But it isn’t clear that replacing the prime minister is the solution for the corruption that has plagued Malaysia for so many years. According to local reports, Mohamad and his associates exploited the privatizing of national industries so they could get their hands on the huge sums the state received. Today the ruler’s family has holdings in 480 different Malaysian companies – for example, in the company that last August was chosen to supply fuel to all Malaysian company vehicles.

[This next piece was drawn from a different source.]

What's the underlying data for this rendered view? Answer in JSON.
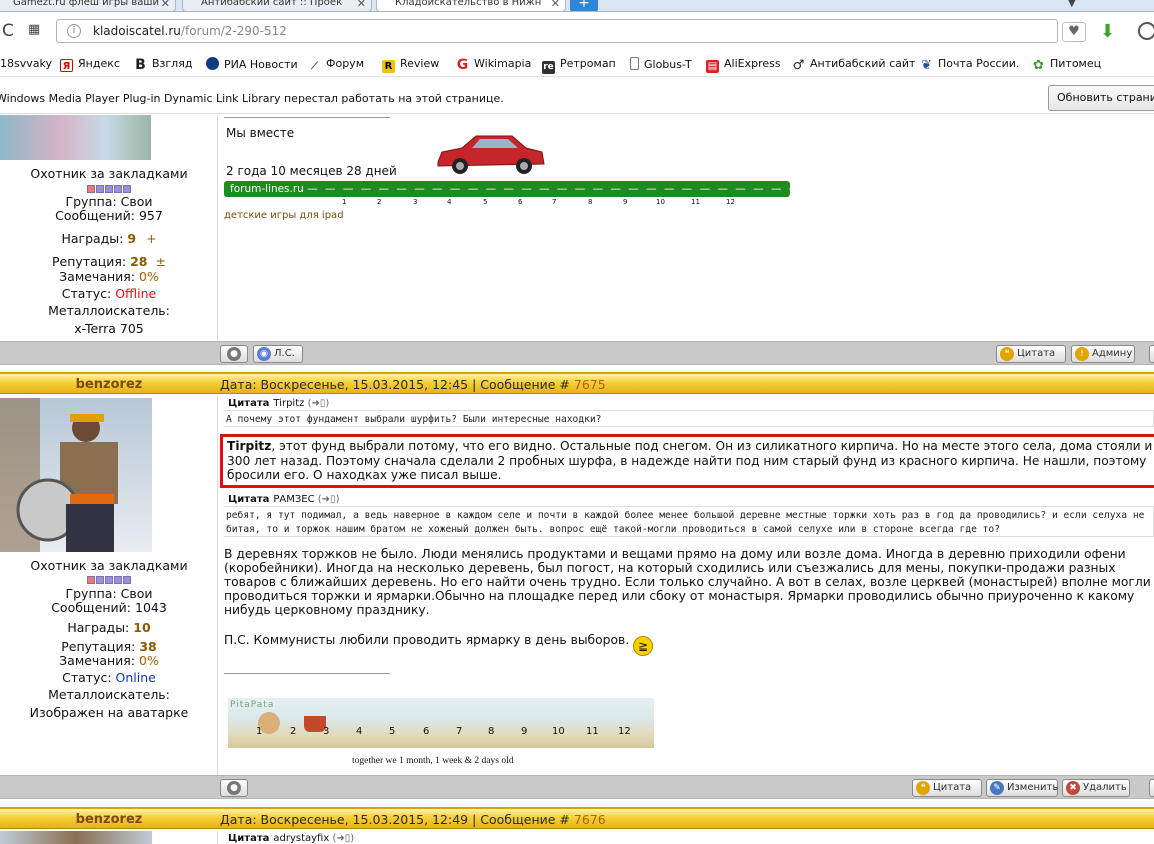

Two of Mohamad’s four children are among Malaysia’s richest people. One is Mirzan Mahathir Mohamad, who was involved in one of the country’s biggest corruption cases. For years, Mirzan was the owner of a huge courier and logistical company called Consortium. The company at one point was on the verge of going bankrupt because of failed management and large debts. But it was thrown a life preserver when Malaysia’s national oil company acquired it for hundreds of millions of dollars. And who made the decision for the national oil company? Naturally, Prime Minister Mahathir Bin Mohamad.
Another son, Mukhriz Mahathir Mohamad, who is governor of the state of Kedah, has been linked to some dubious deals. Mukhriz was a partner in the founding of the communications company Opcom and still holds ownership through his wife. From corporate documents one learns that a third son, Mokhzani Mohamad, himself a billionaire, is CEO. It wasn’t a great surprise in Malaysia when only a month after Mohamad returned to power, Opcom won a huge infrastructure tender being managed by the Malaysian national communications company, Telekom Malaysia.

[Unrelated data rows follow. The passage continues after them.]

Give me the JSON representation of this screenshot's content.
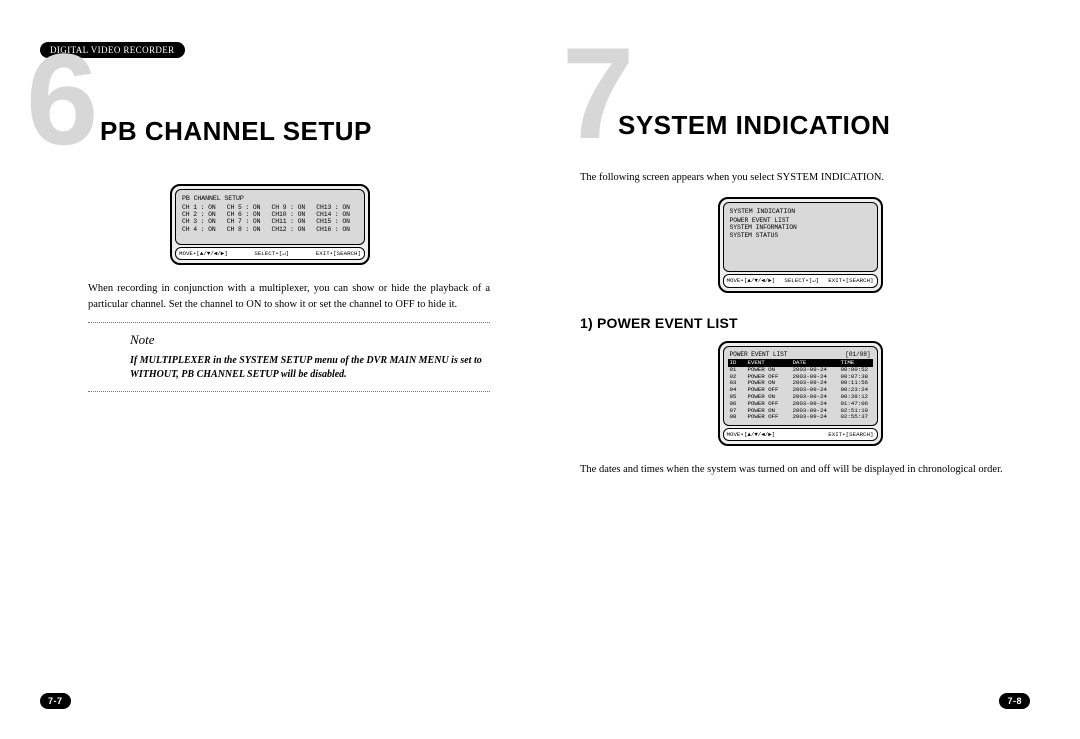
{
  "left": {
    "header_badge": "DIGITAL VIDEO RECORDER",
    "chapter_num": "6",
    "title": "PB CHANNEL SETUP",
    "osd_title": "PB CHANNEL SETUP",
    "channels": [
      "CH 1 : ON",
      "CH 5 : ON",
      "CH 9 : ON",
      "CH13 : ON",
      "CH 2 : ON",
      "CH 6 : ON",
      "CH10 : ON",
      "CH14 : ON",
      "CH 3 : ON",
      "CH 7 : ON",
      "CH11 : ON",
      "CH15 : ON",
      "CH 4 : ON",
      "CH 8 : ON",
      "CH12 : ON",
      "CH16 : ON"
    ],
    "osd_footer": {
      "move": "MOVE•[▲/▼/◀/▶]",
      "select": "SELECT•[↵]",
      "exit": "EXIT•[SEARCH]"
    },
    "paragraph": "When recording in conjunction with a multiplexer, you can show or hide the playback of a particular channel. Set the channel to ON to show it or set the channel to OFF to hide it.",
    "note_label": "Note",
    "note_body": "If MULTIPLEXER in the SYSTEM SETUP menu of the DVR MAIN MENU is set to WITHOUT, PB CHANNEL SETUP will be disabled.",
    "page_num": "7-7"
  },
  "right": {
    "chapter_num": "7",
    "title": "SYSTEM INDICATION",
    "intro": "The following screen appears when you select SYSTEM INDICATION.",
    "osd_sys": {
      "title": "SYSTEM INDICATION",
      "items": [
        "POWER EVENT LIST",
        "SYSTEM INFORMATION",
        "SYSTEM STATUS"
      ],
      "footer": {
        "move": "MOVE•[▲/▼/◀/▶]",
        "select": "SELECT•[↵]",
        "exit": "EXIT•[SEARCH]"
      }
    },
    "subhead": "1) POWER EVENT LIST",
    "pel": {
      "head_left": "POWER EVENT LIST",
      "head_right": "[01/08]",
      "thead": {
        "id": "ID",
        "event": "EVENT",
        "date": "DATE",
        "time": "TIME"
      },
      "rows": [
        {
          "id": "01",
          "event": "POWER ON",
          "date": "2003-09-24",
          "time": "00:00:52"
        },
        {
          "id": "02",
          "event": "POWER OFF",
          "date": "2003-09-24",
          "time": "00:07:38"
        },
        {
          "id": "03",
          "event": "POWER ON",
          "date": "2003-09-24",
          "time": "00:11:56"
        },
        {
          "id": "04",
          "event": "POWER OFF",
          "date": "2003-09-24",
          "time": "00:23:24"
        },
        {
          "id": "05",
          "event": "POWER ON",
          "date": "2003-09-24",
          "time": "00:39:12"
        },
        {
          "id": "06",
          "event": "POWER OFF",
          "date": "2003-09-24",
          "time": "01:47:06"
        },
        {
          "id": "07",
          "event": "POWER ON",
          "date": "2003-09-24",
          "time": "02:51:10"
        },
        {
          "id": "08",
          "event": "POWER OFF",
          "date": "2003-09-24",
          "time": "02:55:37"
        }
      ],
      "footer": {
        "move": "MOVE•[▲/▼/◀/▶]",
        "exit": "EXIT•[SEARCH]"
      }
    },
    "paragraph": "The dates and times when the system was turned on and off will be displayed in chronological order.",
    "page_num": "7-8"
  }
}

Mukhriz has been linked to other corruption cases. It has been reported that as governor of Kedah, he used his political connections to help his father when he wasn’t serving as prime minister. In one case he signed a 60-year leasing agreement for a desirable piece of beachfront land with a company owned by his father. The cost: around $50,000.